**Instructions to follow:**
What you return must match the listing below character for character, minus any pictures.

**Available data:**
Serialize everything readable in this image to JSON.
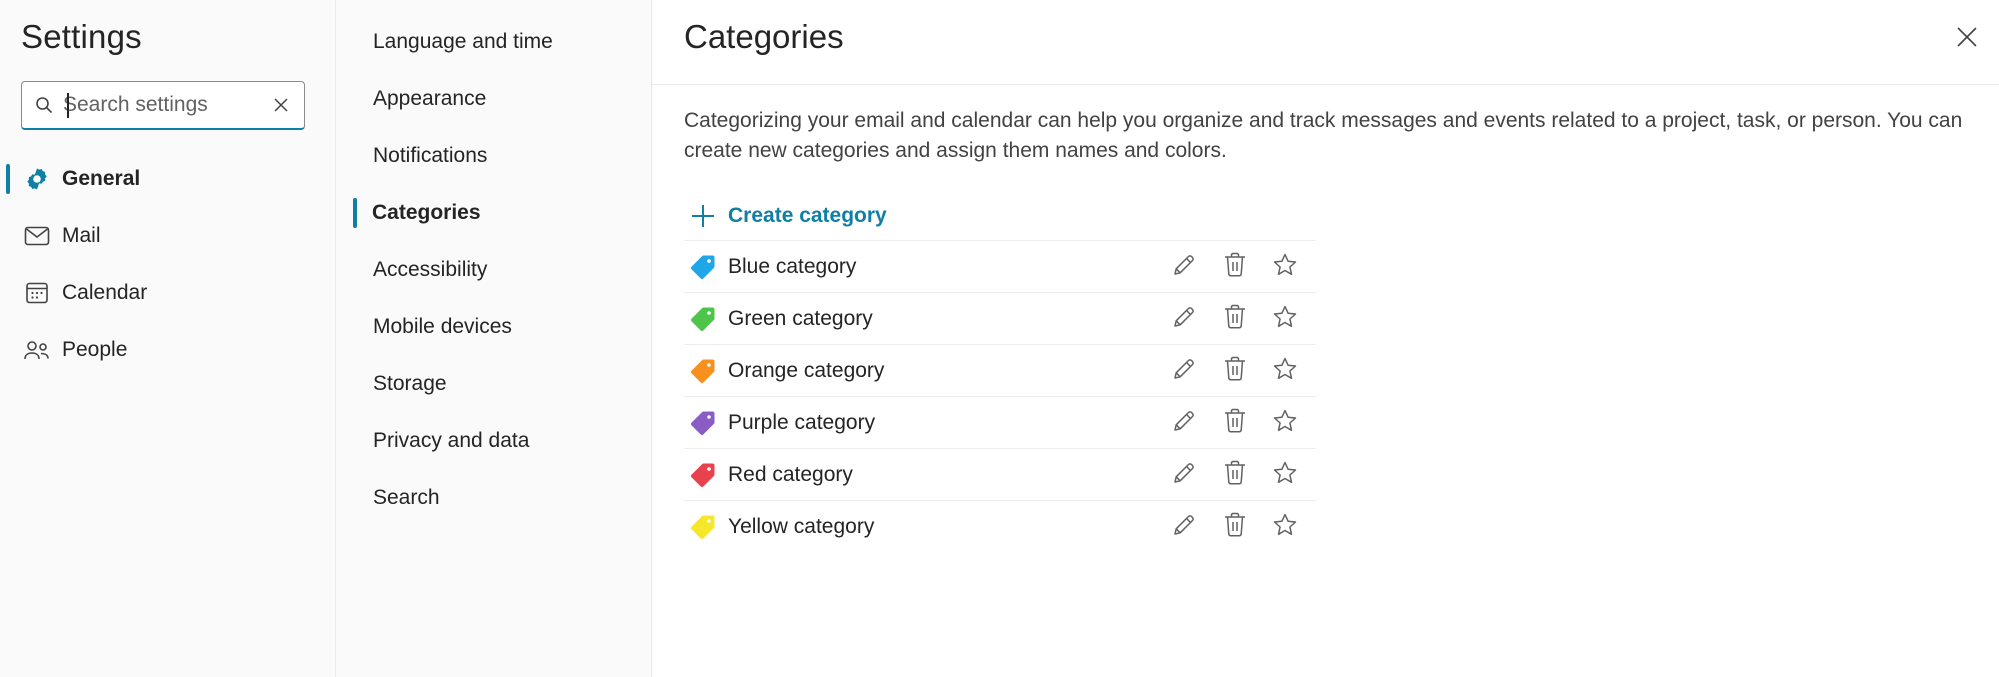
{
  "nav": {
    "title": "Settings",
    "search": {
      "placeholder": "Search settings",
      "value": ""
    },
    "items": [
      {
        "label": "General",
        "icon": "gear-icon",
        "active": true
      },
      {
        "label": "Mail",
        "icon": "mail-icon",
        "active": false
      },
      {
        "label": "Calendar",
        "icon": "calendar-icon",
        "active": false
      },
      {
        "label": "People",
        "icon": "people-icon",
        "active": false
      }
    ]
  },
  "subnav": {
    "items": [
      {
        "label": "Language and time",
        "active": false
      },
      {
        "label": "Appearance",
        "active": false
      },
      {
        "label": "Notifications",
        "active": false
      },
      {
        "label": "Categories",
        "active": true
      },
      {
        "label": "Accessibility",
        "active": false
      },
      {
        "label": "Mobile devices",
        "active": false
      },
      {
        "label": "Storage",
        "active": false
      },
      {
        "label": "Privacy and data",
        "active": false
      },
      {
        "label": "Search",
        "active": false
      }
    ]
  },
  "main": {
    "title": "Categories",
    "description": "Categorizing your email and calendar can help you organize and track messages and events related to a project, task, or person. You can create new categories and assign them names and colors.",
    "create_label": "Create category",
    "categories": [
      {
        "name": "Blue category",
        "color": "#1fa6e8"
      },
      {
        "name": "Green category",
        "color": "#4fc44a"
      },
      {
        "name": "Orange category",
        "color": "#f7901e"
      },
      {
        "name": "Purple category",
        "color": "#8a5cc4"
      },
      {
        "name": "Red category",
        "color": "#e8424f"
      },
      {
        "name": "Yellow category",
        "color": "#f5e82a"
      }
    ]
  },
  "colors": {
    "accent": "#0f7fa6",
    "icon_gray": "#616161"
  }
}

**Written solution:**
Serialize everything readable in this image to JSON.
{
  "nav": {
    "title": "Settings",
    "search": {
      "placeholder": "Search settings",
      "value": ""
    },
    "items": [
      {
        "label": "General",
        "icon": "gear-icon",
        "active": true
      },
      {
        "label": "Mail",
        "icon": "mail-icon",
        "active": false
      },
      {
        "label": "Calendar",
        "icon": "calendar-icon",
        "active": false
      },
      {
        "label": "People",
        "icon": "people-icon",
        "active": false
      }
    ]
  },
  "subnav": {
    "items": [
      {
        "label": "Language and time",
        "active": false
      },
      {
        "label": "Appearance",
        "active": false
      },
      {
        "label": "Notifications",
        "active": false
      },
      {
        "label": "Categories",
        "active": true
      },
      {
        "label": "Accessibility",
        "active": false
      },
      {
        "label": "Mobile devices",
        "active": false
      },
      {
        "label": "Storage",
        "active": false
      },
      {
        "label": "Privacy and data",
        "active": false
      },
      {
        "label": "Search",
        "active": false
      }
    ]
  },
  "main": {
    "title": "Categories",
    "description": "Categorizing your email and calendar can help you organize and track messages and events related to a project, task, or person. You can create new categories and assign them names and colors.",
    "create_label": "Create category",
    "categories": [
      {
        "name": "Blue category",
        "color": "#1fa6e8"
      },
      {
        "name": "Green category",
        "color": "#4fc44a"
      },
      {
        "name": "Orange category",
        "color": "#f7901e"
      },
      {
        "name": "Purple category",
        "color": "#8a5cc4"
      },
      {
        "name": "Red category",
        "color": "#e8424f"
      },
      {
        "name": "Yellow category",
        "color": "#f5e82a"
      }
    ]
  },
  "colors": {
    "accent": "#0f7fa6",
    "icon_gray": "#616161"
  }
}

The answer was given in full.